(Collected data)
##########
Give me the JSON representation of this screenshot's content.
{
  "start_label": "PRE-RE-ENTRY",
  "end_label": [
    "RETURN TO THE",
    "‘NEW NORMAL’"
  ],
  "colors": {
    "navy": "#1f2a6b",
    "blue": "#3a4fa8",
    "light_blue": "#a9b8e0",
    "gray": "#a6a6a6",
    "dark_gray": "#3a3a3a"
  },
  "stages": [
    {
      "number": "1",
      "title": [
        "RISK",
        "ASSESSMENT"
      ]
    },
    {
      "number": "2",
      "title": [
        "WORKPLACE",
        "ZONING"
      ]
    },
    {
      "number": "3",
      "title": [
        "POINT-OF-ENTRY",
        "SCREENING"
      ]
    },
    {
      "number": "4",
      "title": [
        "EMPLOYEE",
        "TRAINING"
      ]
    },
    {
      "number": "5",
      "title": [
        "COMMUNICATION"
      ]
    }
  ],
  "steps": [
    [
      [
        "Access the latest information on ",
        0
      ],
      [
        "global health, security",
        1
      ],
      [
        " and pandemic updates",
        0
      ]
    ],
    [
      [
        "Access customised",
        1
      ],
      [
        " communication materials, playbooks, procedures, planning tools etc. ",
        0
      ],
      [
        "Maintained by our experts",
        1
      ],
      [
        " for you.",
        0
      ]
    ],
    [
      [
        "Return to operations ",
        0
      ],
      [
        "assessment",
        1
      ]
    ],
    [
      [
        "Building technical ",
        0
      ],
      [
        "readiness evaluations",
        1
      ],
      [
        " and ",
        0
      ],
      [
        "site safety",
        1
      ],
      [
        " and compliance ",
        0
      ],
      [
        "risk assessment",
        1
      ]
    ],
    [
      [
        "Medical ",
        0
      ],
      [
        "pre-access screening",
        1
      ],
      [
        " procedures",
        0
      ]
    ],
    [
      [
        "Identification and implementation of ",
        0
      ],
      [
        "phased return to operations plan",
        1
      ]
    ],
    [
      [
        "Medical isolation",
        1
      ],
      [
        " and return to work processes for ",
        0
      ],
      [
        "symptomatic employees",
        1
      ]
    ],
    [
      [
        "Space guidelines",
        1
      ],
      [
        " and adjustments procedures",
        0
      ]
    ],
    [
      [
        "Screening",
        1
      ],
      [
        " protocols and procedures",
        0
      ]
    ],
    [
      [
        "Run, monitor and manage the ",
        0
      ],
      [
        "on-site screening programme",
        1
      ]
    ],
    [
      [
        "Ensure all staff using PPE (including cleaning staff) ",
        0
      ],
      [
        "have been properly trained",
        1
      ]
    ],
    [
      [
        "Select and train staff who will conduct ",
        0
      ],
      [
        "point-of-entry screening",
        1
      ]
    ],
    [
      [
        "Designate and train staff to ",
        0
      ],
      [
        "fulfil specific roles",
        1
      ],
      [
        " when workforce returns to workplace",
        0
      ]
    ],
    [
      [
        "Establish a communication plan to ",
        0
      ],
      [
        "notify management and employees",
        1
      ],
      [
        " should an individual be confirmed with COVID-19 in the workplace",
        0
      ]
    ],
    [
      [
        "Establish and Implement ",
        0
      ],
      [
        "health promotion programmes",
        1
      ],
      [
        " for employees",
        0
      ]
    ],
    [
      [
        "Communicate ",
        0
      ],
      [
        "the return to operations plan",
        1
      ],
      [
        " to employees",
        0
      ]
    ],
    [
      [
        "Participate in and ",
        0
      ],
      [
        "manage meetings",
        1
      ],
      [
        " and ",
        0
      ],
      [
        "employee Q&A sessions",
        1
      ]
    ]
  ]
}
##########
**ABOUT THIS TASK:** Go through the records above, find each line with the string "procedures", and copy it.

**FINISHED TASK:**
        " communication materials, playbooks, procedures, planning tools etc. ",
        " procedures",
        " and adjustments procedures",
        " protocols and procedures",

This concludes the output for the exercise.